## Exercise details
Each record beneath this line should be returned exactly as it is.

## Provided records
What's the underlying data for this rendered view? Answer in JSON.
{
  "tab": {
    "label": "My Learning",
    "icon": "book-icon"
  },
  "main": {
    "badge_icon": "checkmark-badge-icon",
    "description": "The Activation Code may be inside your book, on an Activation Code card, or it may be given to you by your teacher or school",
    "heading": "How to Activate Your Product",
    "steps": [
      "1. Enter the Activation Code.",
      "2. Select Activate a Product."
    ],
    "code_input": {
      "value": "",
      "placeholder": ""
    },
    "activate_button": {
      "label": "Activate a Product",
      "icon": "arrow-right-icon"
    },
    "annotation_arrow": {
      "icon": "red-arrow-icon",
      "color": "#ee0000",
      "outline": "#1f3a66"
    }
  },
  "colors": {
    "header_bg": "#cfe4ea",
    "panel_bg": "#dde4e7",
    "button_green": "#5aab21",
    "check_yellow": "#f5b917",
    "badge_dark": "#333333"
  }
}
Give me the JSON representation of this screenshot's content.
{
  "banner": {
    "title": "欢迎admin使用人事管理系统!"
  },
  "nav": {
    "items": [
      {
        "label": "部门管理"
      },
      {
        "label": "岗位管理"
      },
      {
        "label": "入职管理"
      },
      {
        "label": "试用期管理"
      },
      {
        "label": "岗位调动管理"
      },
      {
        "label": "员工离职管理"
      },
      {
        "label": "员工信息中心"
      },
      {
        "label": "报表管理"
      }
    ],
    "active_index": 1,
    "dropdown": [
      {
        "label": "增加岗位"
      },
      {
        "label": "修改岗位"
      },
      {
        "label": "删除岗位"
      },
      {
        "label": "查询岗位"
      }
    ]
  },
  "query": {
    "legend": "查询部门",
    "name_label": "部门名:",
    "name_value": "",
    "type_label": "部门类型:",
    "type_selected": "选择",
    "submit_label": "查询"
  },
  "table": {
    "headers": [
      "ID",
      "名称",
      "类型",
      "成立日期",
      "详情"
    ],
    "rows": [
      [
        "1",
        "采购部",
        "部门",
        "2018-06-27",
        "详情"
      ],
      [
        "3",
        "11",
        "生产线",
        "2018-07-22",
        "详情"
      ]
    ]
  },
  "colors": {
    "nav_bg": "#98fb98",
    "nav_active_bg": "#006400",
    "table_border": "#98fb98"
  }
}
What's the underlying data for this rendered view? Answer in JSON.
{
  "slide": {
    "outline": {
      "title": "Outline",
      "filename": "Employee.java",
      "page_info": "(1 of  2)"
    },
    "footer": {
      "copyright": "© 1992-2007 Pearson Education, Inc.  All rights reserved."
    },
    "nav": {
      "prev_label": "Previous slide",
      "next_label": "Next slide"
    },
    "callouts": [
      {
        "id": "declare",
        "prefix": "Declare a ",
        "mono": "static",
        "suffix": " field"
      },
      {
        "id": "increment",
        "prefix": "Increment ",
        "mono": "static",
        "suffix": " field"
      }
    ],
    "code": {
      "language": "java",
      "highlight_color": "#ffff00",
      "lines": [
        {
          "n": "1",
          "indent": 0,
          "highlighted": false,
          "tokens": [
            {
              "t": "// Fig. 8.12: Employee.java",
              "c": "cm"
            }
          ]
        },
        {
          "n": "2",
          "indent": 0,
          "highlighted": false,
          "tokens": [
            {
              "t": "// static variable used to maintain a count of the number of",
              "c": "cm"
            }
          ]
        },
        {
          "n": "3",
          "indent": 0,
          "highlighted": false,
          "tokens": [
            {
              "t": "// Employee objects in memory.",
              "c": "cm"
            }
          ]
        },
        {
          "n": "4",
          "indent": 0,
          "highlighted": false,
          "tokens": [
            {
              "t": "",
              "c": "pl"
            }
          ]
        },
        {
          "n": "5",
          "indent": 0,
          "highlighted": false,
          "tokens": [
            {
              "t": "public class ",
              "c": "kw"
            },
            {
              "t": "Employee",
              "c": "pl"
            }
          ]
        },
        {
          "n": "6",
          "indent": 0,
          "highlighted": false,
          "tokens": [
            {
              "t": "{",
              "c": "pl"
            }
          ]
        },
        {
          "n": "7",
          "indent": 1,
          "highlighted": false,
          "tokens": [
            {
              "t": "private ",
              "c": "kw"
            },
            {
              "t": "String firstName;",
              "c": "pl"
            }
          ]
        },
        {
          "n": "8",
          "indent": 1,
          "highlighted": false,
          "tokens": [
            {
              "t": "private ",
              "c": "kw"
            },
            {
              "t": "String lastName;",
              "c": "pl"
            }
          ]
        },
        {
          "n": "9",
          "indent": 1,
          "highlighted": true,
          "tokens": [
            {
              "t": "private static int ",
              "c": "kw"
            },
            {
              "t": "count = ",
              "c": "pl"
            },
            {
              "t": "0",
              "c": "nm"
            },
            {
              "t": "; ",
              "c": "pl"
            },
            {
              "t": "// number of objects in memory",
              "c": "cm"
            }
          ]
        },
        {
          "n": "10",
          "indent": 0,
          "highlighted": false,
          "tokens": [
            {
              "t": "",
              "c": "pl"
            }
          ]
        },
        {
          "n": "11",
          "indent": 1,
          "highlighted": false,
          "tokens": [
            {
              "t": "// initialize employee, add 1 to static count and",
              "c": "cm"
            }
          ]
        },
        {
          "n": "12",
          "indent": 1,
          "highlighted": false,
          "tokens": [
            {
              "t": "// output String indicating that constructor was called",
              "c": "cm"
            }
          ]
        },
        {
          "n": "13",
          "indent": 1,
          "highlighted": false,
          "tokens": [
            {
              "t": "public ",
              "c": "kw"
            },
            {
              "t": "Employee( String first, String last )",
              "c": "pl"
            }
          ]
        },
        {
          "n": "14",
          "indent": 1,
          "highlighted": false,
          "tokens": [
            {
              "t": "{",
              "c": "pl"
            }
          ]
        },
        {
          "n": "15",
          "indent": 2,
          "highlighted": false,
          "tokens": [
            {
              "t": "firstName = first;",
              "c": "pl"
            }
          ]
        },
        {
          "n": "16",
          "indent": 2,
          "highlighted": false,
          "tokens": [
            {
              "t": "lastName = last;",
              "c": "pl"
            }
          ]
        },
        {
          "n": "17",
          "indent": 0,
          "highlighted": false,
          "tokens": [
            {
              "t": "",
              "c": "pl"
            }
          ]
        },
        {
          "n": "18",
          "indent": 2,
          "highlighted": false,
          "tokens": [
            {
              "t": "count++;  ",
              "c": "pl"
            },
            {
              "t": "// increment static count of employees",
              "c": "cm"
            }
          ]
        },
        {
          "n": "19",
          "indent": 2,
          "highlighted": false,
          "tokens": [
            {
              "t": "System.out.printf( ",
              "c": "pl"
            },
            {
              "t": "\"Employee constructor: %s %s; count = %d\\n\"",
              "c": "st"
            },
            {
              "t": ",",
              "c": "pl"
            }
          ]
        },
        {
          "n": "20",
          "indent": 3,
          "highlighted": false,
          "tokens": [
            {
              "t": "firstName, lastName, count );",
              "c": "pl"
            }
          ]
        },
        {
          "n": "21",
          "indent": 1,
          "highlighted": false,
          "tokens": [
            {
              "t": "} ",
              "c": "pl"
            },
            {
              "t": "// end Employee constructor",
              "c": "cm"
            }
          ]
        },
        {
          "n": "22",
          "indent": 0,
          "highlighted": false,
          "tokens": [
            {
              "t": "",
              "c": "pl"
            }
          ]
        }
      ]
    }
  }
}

## Task solution
What's the underlying data for this rendered view? Answer in JSON.
{
  "tab": {
    "label": "My Learning",
    "icon": "book-icon"
  },
  "main": {
    "badge_icon": "checkmark-badge-icon",
    "description": "The Activation Code may be inside your book, on an Activation Code card, or it may be given to you by your teacher or school",
    "heading": "How to Activate Your Product",
    "steps": [
      "1. Enter the Activation Code.",
      "2. Select Activate a Product."
    ],
    "code_input": {
      "value": "",
      "placeholder": ""
    },
    "activate_button": {
      "label": "Activate a Product",
      "icon": "arrow-right-icon"
    },
    "annotation_arrow": {
      "icon": "red-arrow-icon",
      "color": "#ee0000",
      "outline": "#1f3a66"
    }
  },
  "colors": {
    "header_bg": "#cfe4ea",
    "panel_bg": "#dde4e7",
    "button_green": "#5aab21",
    "check_yellow": "#f5b917",
    "badge_dark": "#333333"
  }
}
Give me the JSON representation of this screenshot's content.
{
  "banner": {
    "title": "欢迎admin使用人事管理系统!"
  },
  "nav": {
    "items": [
      {
        "label": "部门管理"
      },
      {
        "label": "岗位管理"
      },
      {
        "label": "入职管理"
      },
      {
        "label": "试用期管理"
      },
      {
        "label": "岗位调动管理"
      },
      {
        "label": "员工离职管理"
      },
      {
        "label": "员工信息中心"
      },
      {
        "label": "报表管理"
      }
    ],
    "active_index": 1,
    "dropdown": [
      {
        "label": "增加岗位"
      },
      {
        "label": "修改岗位"
      },
      {
        "label": "删除岗位"
      },
      {
        "label": "查询岗位"
      }
    ]
  },
  "query": {
    "legend": "查询部门",
    "name_label": "部门名:",
    "name_value": "",
    "type_label": "部门类型:",
    "type_selected": "选择",
    "submit_label": "查询"
  },
  "table": {
    "headers": [
      "ID",
      "名称",
      "类型",
      "成立日期",
      "详情"
    ],
    "rows": [
      [
        "1",
        "采购部",
        "部门",
        "2018-06-27",
        "详情"
      ],
      [
        "3",
        "11",
        "生产线",
        "2018-07-22",
        "详情"
      ]
    ]
  },
  "colors": {
    "nav_bg": "#98fb98",
    "nav_active_bg": "#006400",
    "table_border": "#98fb98"
  }
}
What's the underlying data for this rendered view? Answer in JSON.
{
  "slide": {
    "outline": {
      "title": "Outline",
      "filename": "Employee.java",
      "page_info": "(1 of  2)"
    },
    "footer": {
      "copyright": "© 1992-2007 Pearson Education, Inc.  All rights reserved."
    },
    "nav": {
      "prev_label": "Previous slide",
      "next_label": "Next slide"
    },
    "callouts": [
      {
        "id": "declare",
        "prefix": "Declare a ",
        "mono": "static",
        "suffix": " field"
      },
      {
        "id": "increment",
        "prefix": "Increment ",
        "mono": "static",
        "suffix": " field"
      }
    ],
    "code": {
      "language": "java",
      "highlight_color": "#ffff00",
      "lines": [
        {
          "n": "1",
          "indent": 0,
          "highlighted": false,
          "tokens": [
            {
              "t": "// Fig. 8.12: Employee.java",
              "c": "cm"
            }
          ]
        },
        {
          "n": "2",
          "indent": 0,
          "highlighted": false,
          "tokens": [
            {
              "t": "// static variable used to maintain a count of the number of",
              "c": "cm"
            }
          ]
        },
        {
          "n": "3",
          "indent": 0,
          "highlighted": false,
          "tokens": [
            {
              "t": "// Employee objects in memory.",
              "c": "cm"
            }
          ]
        },
        {
          "n": "4",
          "indent": 0,
          "highlighted": false,
          "tokens": [
            {
              "t": "",
              "c": "pl"
            }
          ]
        },
        {
          "n": "5",
          "indent": 0,
          "highlighted": false,
          "tokens": [
            {
              "t": "public class ",
              "c": "kw"
            },
            {
              "t": "Employee",
              "c": "pl"
            }
          ]
        },
        {
          "n": "6",
          "indent": 0,
          "highlighted": false,
          "tokens": [
            {
              "t": "{",
              "c": "pl"
            }
          ]
        },
        {
          "n": "7",
          "indent": 1,
          "highlighted": false,
          "tokens": [
            {
              "t": "private ",
              "c": "kw"
            },
            {
              "t": "String firstName;",
              "c": "pl"
            }
          ]
        },
        {
          "n": "8",
          "indent": 1,
          "highlighted": false,
          "tokens": [
            {
              "t": "private ",
              "c": "kw"
            },
            {
              "t": "String lastName;",
              "c": "pl"
            }
          ]
        },
        {
          "n": "9",
          "indent": 1,
          "highlighted": true,
          "tokens": [
            {
              "t": "private static int ",
              "c": "kw"
            },
            {
              "t": "count = ",
              "c": "pl"
            },
            {
              "t": "0",
              "c": "nm"
            },
            {
              "t": "; ",
              "c": "pl"
            },
            {
              "t": "// number of objects in memory",
              "c": "cm"
            }
          ]
        },
        {
          "n": "10",
          "indent": 0,
          "highlighted": false,
          "tokens": [
            {
              "t": "",
              "c": "pl"
            }
          ]
        },
        {
          "n": "11",
          "indent": 1,
          "highlighted": false,
          "tokens": [
            {
              "t": "// initialize employee, add 1 to static count and",
              "c": "cm"
            }
          ]
        },
        {
          "n": "12",
          "indent": 1,
          "highlighted": false,
          "tokens": [
            {
              "t": "// output String indicating that constructor was called",
              "c": "cm"
            }
          ]
        },
        {
          "n": "13",
          "indent": 1,
          "highlighted": false,
          "tokens": [
            {
              "t": "public ",
              "c": "kw"
            },
            {
              "t": "Employee( String first, String last )",
              "c": "pl"
            }
          ]
        },
        {
          "n": "14",
          "indent": 1,
          "highlighted": false,
          "tokens": [
            {
              "t": "{",
              "c": "pl"
            }
          ]
        },
        {
          "n": "15",
          "indent": 2,
          "highlighted": false,
          "tokens": [
            {
              "t": "firstName = first;",
              "c": "pl"
            }
          ]
        },
        {
          "n": "16",
          "indent": 2,
          "highlighted": false,
          "tokens": [
            {
              "t": "lastName = last;",
              "c": "pl"
            }
          ]
        },
        {
          "n": "17",
          "indent": 0,
          "highlighted": false,
          "tokens": [
            {
              "t": "",
              "c": "pl"
            }
          ]
        },
        {
          "n": "18",
          "indent": 2,
          "highlighted": false,
          "tokens": [
            {
              "t": "count++;  ",
              "c": "pl"
            },
            {
              "t": "// increment static count of employees",
              "c": "cm"
            }
          ]
        },
        {
          "n": "19",
          "indent": 2,
          "highlighted": false,
          "tokens": [
            {
              "t": "System.out.printf( ",
              "c": "pl"
            },
            {
              "t": "\"Employee constructor: %s %s; count = %d\\n\"",
              "c": "st"
            },
            {
              "t": ",",
              "c": "pl"
            }
          ]
        },
        {
          "n": "20",
          "indent": 3,
          "highlighted": false,
          "tokens": [
            {
              "t": "firstName, lastName, count );",
              "c": "pl"
            }
          ]
        },
        {
          "n": "21",
          "indent": 1,
          "highlighted": false,
          "tokens": [
            {
              "t": "} ",
              "c": "pl"
            },
            {
              "t": "// end Employee constructor",
              "c": "cm"
            }
          ]
        },
        {
          "n": "22",
          "indent": 0,
          "highlighted": false,
          "tokens": [
            {
              "t": "",
              "c": "pl"
            }
          ]
        }
      ]
    }
  }
}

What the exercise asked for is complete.